Market forces are driving a clean energy revolution in the us

I direct Colorado State University’s Center for the New Energy Economy, which works with states to facilitate the transition toward a clean energy economy. In my view, today’s energy market reflects years of federal and state support for clean energy research, development and deployment.

And, despite the Trump administration’s support of coal, a recent survey of industry leaders shows that utilities are not changing their plans significantly. Even if the Trump administration succeeds in repealing the Clean Power Plan, U.S. electric utilities are expected to continue investing heavily in renewable generation. Transforming energy markets

Federal agencies provided funding for research and development as well as tax incentives.


States used renewable portfolio standards, which typically require that power providers supply an increasing percentage of renewable energy to their customers, to promote deployment of green energy.

The Trump administration is resisting this trend, repealing the Obama administration’s Clean Power Plan and proposing subsidies for coal-fired power plants. In doing so, it has also eliminated programs that were designed to help coal-dependent communities weather the energy transition.

But these reversals can do little to change underlying market forces, which are driving innovation, closing coal plants and promoting investment in clean technologies. Most new generating capacity added in recent years has been renewables and natural gas, while most retired generation has been coal-fired. Utilities care about cost, predictability and economic returns

A recent survey by the trade publication Utility Dive found that electric power industry leaders expect significant growth in solar, wind, natural gas and energy storage. They also project significant decreases in coal- and oil-fired generation.

– Markets emphasize the long view. As utilities look at aging coal plants that are providing decreasing value to their systems, they are making multi-decade and multi-billion-dollar decisions on investments in power plants and infrastructure to replace coal.

– Wall Street is helping utilities finance billions of dollars of investment. To ensure access to low-cost capital, they want to cite low-risk investments. Coal represents a high-risk investment from both a pollution and a resource standpoint. In 2016, 44 percent of the U.S. coal supply came from companies that had declared bankruptcy. The resource is simply too risky for investment markets.

For example, in Colorado, Xcel Energy recently submitted a plan to regulators to replace coal generation with renewables and natural gas. This shift will bring its Colorado mix of power up to 55 percent renewable by 2026 while reducing associated emissions 60 percent below 2005 levels – all without the EPA’s Clean Power Plan or a renewable mandate. Xcel is also finalizing plans to join the Southwest Power Pool, a transmission market that includes nine other states.

With storage, utilities can deliver energy when the system needs it. They also can meet spikes in demand with energy from batteries, which reduces the need to build expensive generation that is needed only to meet peak power demand. California electric utilities are investing in innovative energy storage projects to met a mandate from state regulators.

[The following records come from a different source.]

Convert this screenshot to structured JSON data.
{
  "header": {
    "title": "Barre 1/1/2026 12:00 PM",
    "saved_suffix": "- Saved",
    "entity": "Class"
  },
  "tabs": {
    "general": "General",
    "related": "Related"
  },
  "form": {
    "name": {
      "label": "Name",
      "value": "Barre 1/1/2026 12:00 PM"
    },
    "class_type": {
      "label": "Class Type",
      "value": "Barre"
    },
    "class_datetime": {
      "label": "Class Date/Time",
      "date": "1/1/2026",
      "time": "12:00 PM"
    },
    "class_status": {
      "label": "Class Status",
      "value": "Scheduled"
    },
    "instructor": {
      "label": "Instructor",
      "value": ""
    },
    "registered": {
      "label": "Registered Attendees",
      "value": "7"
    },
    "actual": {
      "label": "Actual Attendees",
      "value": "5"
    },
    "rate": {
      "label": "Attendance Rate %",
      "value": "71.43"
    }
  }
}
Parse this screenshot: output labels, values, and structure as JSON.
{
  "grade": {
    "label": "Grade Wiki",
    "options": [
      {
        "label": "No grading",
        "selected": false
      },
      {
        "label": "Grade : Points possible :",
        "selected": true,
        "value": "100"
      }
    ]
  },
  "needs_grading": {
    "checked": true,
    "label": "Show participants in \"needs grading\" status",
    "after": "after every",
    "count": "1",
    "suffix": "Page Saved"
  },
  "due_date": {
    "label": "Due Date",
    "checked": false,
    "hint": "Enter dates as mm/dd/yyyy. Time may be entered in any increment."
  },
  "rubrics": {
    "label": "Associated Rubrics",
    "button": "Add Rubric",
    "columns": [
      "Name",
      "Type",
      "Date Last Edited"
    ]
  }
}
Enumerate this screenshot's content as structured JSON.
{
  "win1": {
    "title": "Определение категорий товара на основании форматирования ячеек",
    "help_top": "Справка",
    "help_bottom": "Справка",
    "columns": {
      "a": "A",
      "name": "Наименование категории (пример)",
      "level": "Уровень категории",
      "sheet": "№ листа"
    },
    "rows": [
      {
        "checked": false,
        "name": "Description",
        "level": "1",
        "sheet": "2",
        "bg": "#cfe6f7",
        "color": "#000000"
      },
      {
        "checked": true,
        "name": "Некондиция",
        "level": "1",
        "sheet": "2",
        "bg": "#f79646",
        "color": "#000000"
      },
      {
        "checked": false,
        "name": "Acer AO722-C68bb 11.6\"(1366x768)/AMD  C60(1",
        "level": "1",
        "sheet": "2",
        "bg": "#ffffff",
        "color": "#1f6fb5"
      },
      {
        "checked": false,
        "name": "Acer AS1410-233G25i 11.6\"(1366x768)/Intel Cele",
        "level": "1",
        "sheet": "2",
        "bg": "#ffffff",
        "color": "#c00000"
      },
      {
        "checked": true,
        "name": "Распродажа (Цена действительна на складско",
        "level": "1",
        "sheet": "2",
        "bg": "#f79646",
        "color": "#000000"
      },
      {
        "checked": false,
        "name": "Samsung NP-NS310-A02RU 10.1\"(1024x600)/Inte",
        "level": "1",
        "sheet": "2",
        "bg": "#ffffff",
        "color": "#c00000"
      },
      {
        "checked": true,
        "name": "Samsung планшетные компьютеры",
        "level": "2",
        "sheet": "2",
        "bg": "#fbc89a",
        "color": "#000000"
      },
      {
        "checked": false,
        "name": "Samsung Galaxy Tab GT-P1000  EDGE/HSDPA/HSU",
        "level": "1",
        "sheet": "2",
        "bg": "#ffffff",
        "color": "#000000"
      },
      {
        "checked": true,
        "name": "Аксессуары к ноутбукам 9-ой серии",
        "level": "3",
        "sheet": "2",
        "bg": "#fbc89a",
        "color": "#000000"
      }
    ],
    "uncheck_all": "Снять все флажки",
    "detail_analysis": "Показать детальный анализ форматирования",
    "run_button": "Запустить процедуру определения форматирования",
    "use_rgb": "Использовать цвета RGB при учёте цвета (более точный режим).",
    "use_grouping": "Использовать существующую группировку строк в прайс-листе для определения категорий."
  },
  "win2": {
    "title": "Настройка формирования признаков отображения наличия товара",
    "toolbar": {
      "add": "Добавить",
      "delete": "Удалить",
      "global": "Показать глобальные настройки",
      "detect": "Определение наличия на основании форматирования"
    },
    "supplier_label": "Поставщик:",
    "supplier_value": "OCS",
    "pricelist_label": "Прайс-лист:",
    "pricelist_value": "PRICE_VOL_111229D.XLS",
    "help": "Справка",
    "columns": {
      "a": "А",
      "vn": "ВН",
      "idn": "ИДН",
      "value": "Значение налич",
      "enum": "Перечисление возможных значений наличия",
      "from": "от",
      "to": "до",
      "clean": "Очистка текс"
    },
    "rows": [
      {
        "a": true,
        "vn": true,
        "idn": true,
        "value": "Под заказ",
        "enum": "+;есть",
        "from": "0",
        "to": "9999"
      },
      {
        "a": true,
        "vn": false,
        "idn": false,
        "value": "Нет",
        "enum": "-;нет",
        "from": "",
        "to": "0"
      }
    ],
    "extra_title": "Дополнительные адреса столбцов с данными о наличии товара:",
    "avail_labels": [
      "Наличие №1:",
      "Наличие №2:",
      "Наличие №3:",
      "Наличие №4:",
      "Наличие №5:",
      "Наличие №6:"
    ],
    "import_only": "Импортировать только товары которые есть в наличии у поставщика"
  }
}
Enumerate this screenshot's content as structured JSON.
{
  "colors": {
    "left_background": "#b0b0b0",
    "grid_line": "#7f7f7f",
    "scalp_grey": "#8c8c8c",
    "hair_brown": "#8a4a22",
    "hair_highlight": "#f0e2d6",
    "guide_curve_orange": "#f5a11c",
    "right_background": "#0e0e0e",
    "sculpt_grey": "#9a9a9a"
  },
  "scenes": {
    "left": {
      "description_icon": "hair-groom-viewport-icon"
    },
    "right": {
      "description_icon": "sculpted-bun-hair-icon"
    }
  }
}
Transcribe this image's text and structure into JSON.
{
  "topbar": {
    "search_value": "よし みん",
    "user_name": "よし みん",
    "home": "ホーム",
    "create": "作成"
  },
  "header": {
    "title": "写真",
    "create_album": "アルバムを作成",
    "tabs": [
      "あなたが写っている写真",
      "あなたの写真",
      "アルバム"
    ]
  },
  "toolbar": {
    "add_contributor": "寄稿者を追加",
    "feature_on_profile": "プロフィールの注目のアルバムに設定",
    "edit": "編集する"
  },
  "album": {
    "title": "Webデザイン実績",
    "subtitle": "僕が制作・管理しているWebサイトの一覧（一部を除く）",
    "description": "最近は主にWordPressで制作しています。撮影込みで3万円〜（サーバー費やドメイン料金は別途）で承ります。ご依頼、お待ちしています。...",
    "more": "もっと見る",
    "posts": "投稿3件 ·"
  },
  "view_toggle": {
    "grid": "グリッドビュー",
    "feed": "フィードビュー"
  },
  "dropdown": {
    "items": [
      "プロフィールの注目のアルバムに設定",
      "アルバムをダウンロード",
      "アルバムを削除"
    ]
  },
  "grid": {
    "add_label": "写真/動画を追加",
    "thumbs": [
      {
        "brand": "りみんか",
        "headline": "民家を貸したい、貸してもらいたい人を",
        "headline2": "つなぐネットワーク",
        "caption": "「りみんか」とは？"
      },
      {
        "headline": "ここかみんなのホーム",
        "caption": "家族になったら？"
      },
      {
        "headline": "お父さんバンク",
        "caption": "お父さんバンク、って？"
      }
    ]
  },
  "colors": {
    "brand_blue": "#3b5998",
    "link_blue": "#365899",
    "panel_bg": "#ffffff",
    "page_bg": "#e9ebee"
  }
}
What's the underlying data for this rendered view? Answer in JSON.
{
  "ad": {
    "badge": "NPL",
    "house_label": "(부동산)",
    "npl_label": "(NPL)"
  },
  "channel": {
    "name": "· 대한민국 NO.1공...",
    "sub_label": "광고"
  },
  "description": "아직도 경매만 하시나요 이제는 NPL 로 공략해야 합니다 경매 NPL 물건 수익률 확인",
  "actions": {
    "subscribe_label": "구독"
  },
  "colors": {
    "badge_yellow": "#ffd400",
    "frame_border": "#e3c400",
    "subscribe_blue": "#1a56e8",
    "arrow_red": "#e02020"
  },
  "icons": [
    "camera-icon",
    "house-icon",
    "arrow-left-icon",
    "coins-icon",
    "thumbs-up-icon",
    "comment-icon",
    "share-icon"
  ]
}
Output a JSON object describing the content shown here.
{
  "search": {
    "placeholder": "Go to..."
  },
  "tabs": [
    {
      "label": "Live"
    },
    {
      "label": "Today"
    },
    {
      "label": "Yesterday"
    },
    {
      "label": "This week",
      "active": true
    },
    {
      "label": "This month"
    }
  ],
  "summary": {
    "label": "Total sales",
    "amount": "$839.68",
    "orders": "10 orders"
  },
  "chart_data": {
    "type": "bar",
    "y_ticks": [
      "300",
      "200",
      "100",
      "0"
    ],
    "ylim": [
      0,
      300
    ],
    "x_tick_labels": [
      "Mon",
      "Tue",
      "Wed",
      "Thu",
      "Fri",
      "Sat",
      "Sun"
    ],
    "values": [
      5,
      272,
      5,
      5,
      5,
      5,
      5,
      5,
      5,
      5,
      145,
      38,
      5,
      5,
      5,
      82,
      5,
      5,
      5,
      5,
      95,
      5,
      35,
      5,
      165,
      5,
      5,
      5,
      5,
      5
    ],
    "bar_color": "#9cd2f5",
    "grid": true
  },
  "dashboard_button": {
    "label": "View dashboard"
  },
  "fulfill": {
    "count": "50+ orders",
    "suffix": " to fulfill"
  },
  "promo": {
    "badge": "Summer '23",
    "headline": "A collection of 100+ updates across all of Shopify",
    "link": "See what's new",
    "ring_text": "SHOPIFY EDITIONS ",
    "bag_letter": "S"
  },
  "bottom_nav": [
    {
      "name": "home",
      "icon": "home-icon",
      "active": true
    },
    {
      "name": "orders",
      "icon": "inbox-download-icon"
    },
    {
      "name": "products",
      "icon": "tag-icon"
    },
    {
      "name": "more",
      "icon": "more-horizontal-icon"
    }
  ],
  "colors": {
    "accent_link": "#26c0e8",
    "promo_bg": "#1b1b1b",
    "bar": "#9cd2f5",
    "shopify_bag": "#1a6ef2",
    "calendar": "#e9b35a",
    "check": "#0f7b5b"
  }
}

Innovation is also giving utilities and consumers new ways to manage their power needs. More energy-efficient buildings and appliances, and the ability to manage power requirements through an intelligent grid, will make it possible to do more with less electricity, lowering energy costs for everyone.